**EXERCISE PROMPT**
Wherever "icon" appears in a line of the listing, report that line.

Segment Open

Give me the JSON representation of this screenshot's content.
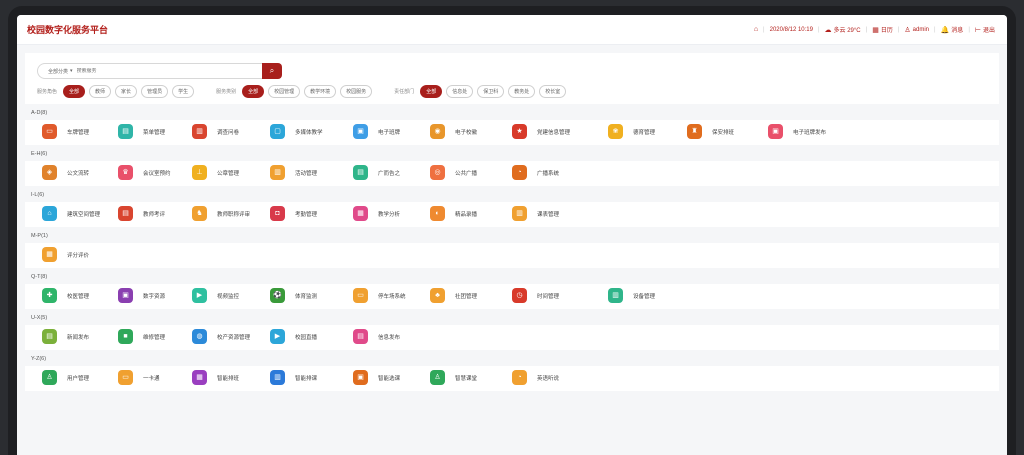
{
  "app_title": "校园数字化服务平台",
  "topbar": {
    "items": [
      {
        "icon": "home-icon",
        "glyph": "⌂",
        "label": ""
      },
      {
        "icon": "",
        "glyph": "",
        "label": "2020/8/12 10:19"
      },
      {
        "icon": "weather-icon",
        "glyph": "☁",
        "label": "多云 29°C"
      },
      {
        "icon": "calendar-icon",
        "glyph": "▦",
        "label": "日历"
      },
      {
        "icon": "user-icon",
        "glyph": "♙",
        "label": "admin"
      },
      {
        "icon": "bell-icon",
        "glyph": "🔔",
        "label": "消息"
      },
      {
        "icon": "logout-icon",
        "glyph": "⊢",
        "label": "退出"
      }
    ]
  },
  "search": {
    "scope": "全部分类",
    "placeholder": "搜索服务",
    "button_icon": "search-icon"
  },
  "filters": [
    {
      "label": "服务角色",
      "options": [
        "全部",
        "教师",
        "家长",
        "管理员",
        "学生"
      ],
      "active": 0
    },
    {
      "label": "服务类别",
      "options": [
        "全部",
        "校园管理",
        "教学环境",
        "校园服务"
      ],
      "active": 0
    },
    {
      "label": "责任部门",
      "options": [
        "全部",
        "信息处",
        "保卫科",
        "教务处",
        "校长室"
      ],
      "active": 0
    }
  ],
  "sections": [
    {
      "title": "A-D(8)",
      "items": [
        {
          "label": "车牌管理",
          "color": "#e05a2b",
          "glyph": "▭"
        },
        {
          "label": "菜单管理",
          "color": "#2fb5a8",
          "glyph": "▤"
        },
        {
          "label": "调查问卷",
          "color": "#d9452f",
          "glyph": "▥"
        },
        {
          "label": "多媒体教学",
          "color": "#2ca6d9",
          "glyph": "▢"
        },
        {
          "label": "电子班牌",
          "color": "#3f9ee6",
          "glyph": "▣"
        },
        {
          "label": "电子校徽",
          "color": "#e8962b",
          "glyph": "◉"
        },
        {
          "label": "党建信息管理",
          "color": "#d83a2a",
          "glyph": "★"
        },
        {
          "label": "德育管理",
          "color": "#f0b020",
          "glyph": "❀"
        },
        {
          "label": "保安排班",
          "color": "#e06c1e",
          "glyph": "♜"
        },
        {
          "label": "电子班牌发布",
          "color": "#e9506a",
          "glyph": "▣"
        }
      ]
    },
    {
      "title": "E-H(6)",
      "items": [
        {
          "label": "公文流转",
          "color": "#e0822b",
          "glyph": "◈"
        },
        {
          "label": "会议室预约",
          "color": "#e9506a",
          "glyph": "♛"
        },
        {
          "label": "公章管理",
          "color": "#f0b020",
          "glyph": "⊥"
        },
        {
          "label": "活动管理",
          "color": "#f0a030",
          "glyph": "▥"
        },
        {
          "label": "广而告之",
          "color": "#2fb58a",
          "glyph": "▤"
        },
        {
          "label": "公共广播",
          "color": "#ef7040",
          "glyph": "◎"
        },
        {
          "label": "广播系统",
          "color": "#e06c1e",
          "glyph": "◔"
        }
      ]
    },
    {
      "title": "I-L(6)",
      "items": [
        {
          "label": "建筑空间管理",
          "color": "#2ca6d9",
          "glyph": "⌂"
        },
        {
          "label": "教师考评",
          "color": "#d9452f",
          "glyph": "▤"
        },
        {
          "label": "教师职称评审",
          "color": "#f0a030",
          "glyph": "♞"
        },
        {
          "label": "考勤管理",
          "color": "#d83a4a",
          "glyph": "◘"
        },
        {
          "label": "教学分析",
          "color": "#e04a8a",
          "glyph": "▦"
        },
        {
          "label": "精品录播",
          "color": "#ef8a30",
          "glyph": "◐"
        },
        {
          "label": "课表管理",
          "color": "#f0a030",
          "glyph": "▥"
        }
      ]
    },
    {
      "title": "M-P(1)",
      "items": [
        {
          "label": "评分评价",
          "color": "#f0a030",
          "glyph": "▦"
        }
      ]
    },
    {
      "title": "Q-T(8)",
      "items": [
        {
          "label": "校医管理",
          "color": "#2fb56a",
          "glyph": "✚"
        },
        {
          "label": "数字资源",
          "color": "#8a3fb0",
          "glyph": "▣"
        },
        {
          "label": "视频监控",
          "color": "#2fc0a0",
          "glyph": "▶"
        },
        {
          "label": "体育监测",
          "color": "#3a9a3a",
          "glyph": "⚽"
        },
        {
          "label": "停车场系统",
          "color": "#f0a030",
          "glyph": "▭"
        },
        {
          "label": "社团管理",
          "color": "#f0a030",
          "glyph": "♣"
        },
        {
          "label": "时间管理",
          "color": "#d83a2a",
          "glyph": "◷"
        },
        {
          "label": "设备管理",
          "color": "#2fb58a",
          "glyph": "▥"
        }
      ]
    },
    {
      "title": "U-X(5)",
      "items": [
        {
          "label": "新闻发布",
          "color": "#7bb03a",
          "glyph": "▤"
        },
        {
          "label": "维修管理",
          "color": "#2fa85a",
          "glyph": "■"
        },
        {
          "label": "校产资源管理",
          "color": "#2c8ad9",
          "glyph": "◍"
        },
        {
          "label": "校园直播",
          "color": "#2ca6d9",
          "glyph": "▶"
        },
        {
          "label": "信息发布",
          "color": "#e04a8a",
          "glyph": "▤"
        }
      ]
    },
    {
      "title": "Y-Z(6)",
      "items": [
        {
          "label": "用户管理",
          "color": "#2fa85a",
          "glyph": "♙"
        },
        {
          "label": "一卡通",
          "color": "#f0a030",
          "glyph": "▭"
        },
        {
          "label": "智能排班",
          "color": "#9a3fc0",
          "glyph": "▦"
        },
        {
          "label": "智能排课",
          "color": "#2c7ad9",
          "glyph": "▥"
        },
        {
          "label": "智能选课",
          "color": "#e06c1e",
          "glyph": "▣"
        },
        {
          "label": "智慧课堂",
          "color": "#2fa85a",
          "glyph": "♙"
        },
        {
          "label": "英语听说",
          "color": "#f0a030",
          "glyph": "◔"
        }
      ]
    }
  ]
}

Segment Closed

**TASK RESULT**
        "icon": "home-icon",
        "icon": "",
        "icon": "weather-icon",
        "icon": "calendar-icon",
        "icon": "user-icon",
        "icon": "bell-icon",
        "icon": "logout-icon",
    "button_icon": "search-icon"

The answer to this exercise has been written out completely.